## YOUR ASSIGNMENT
Where a line in the listing contains the string "heading", copy that line out.

## RECORDED INFORMATION
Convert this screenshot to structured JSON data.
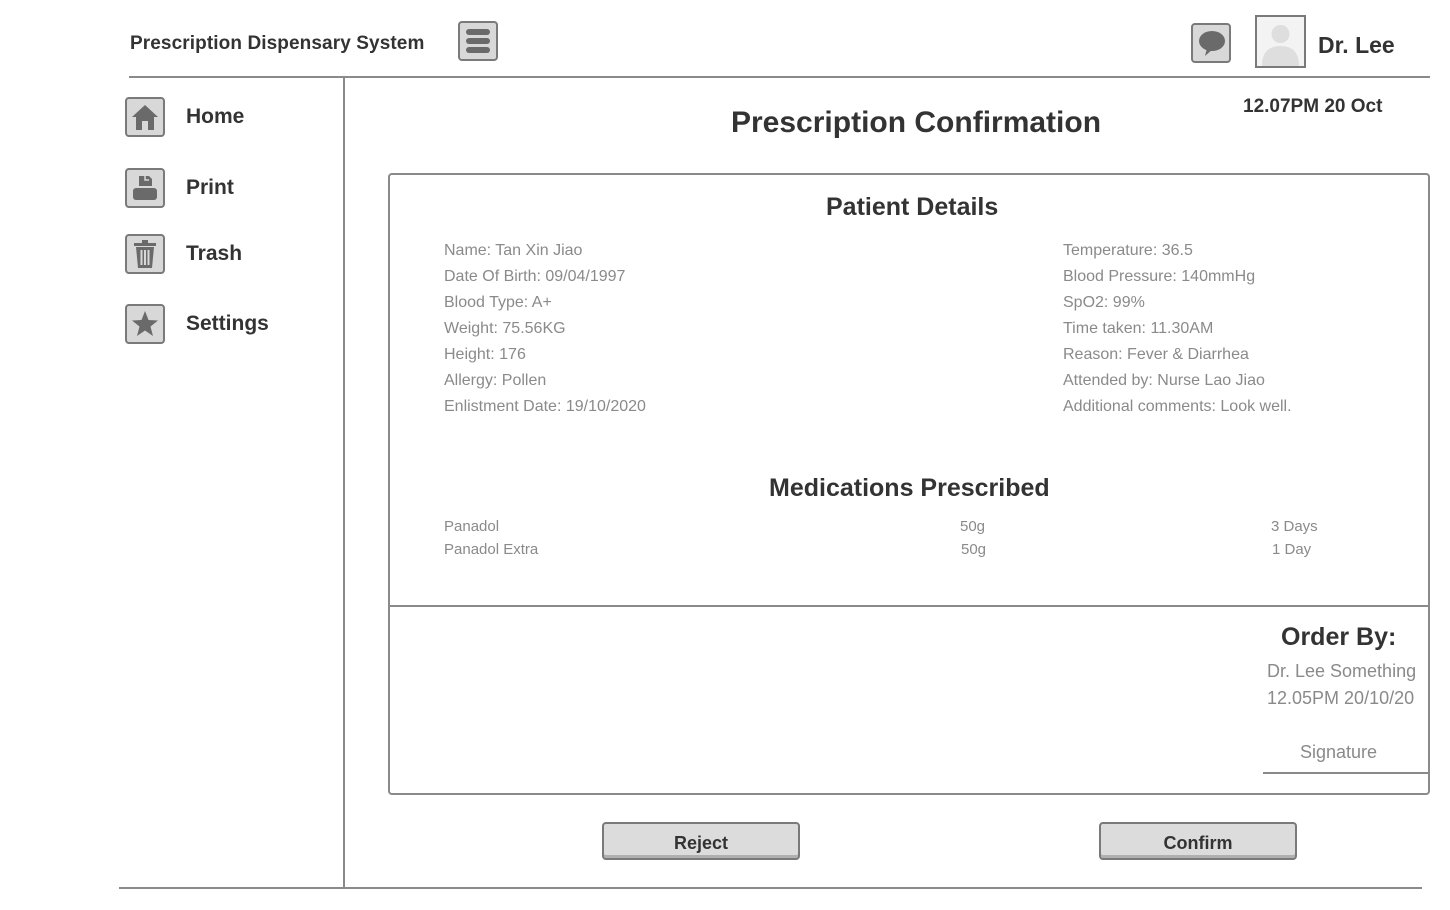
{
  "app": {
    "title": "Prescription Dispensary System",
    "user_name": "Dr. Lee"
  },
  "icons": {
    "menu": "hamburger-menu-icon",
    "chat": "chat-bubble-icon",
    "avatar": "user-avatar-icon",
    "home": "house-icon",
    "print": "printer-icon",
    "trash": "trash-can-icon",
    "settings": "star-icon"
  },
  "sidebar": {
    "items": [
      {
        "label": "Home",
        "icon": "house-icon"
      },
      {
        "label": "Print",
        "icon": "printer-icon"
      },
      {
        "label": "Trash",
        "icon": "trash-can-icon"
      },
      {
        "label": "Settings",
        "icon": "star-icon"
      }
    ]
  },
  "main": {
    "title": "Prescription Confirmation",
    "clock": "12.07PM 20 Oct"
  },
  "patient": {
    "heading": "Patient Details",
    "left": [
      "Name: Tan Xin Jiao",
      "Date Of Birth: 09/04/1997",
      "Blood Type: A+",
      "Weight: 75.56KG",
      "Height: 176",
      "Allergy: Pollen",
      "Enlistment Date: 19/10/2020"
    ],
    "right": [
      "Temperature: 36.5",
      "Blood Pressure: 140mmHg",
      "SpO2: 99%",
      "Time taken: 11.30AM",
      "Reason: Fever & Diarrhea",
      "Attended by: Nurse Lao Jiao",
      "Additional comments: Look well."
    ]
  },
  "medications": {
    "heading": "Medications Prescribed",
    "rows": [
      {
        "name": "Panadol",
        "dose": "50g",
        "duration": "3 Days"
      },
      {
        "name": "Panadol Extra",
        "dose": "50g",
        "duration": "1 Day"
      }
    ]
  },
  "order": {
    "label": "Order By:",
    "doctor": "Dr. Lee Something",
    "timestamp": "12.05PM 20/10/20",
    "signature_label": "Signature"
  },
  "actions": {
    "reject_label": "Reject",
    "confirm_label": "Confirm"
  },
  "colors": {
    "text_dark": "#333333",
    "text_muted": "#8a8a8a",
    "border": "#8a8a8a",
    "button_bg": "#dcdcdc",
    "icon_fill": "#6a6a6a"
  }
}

## EXPECTED ANSWER
    "heading": "Patient Details",
    "heading": "Medications Prescribed",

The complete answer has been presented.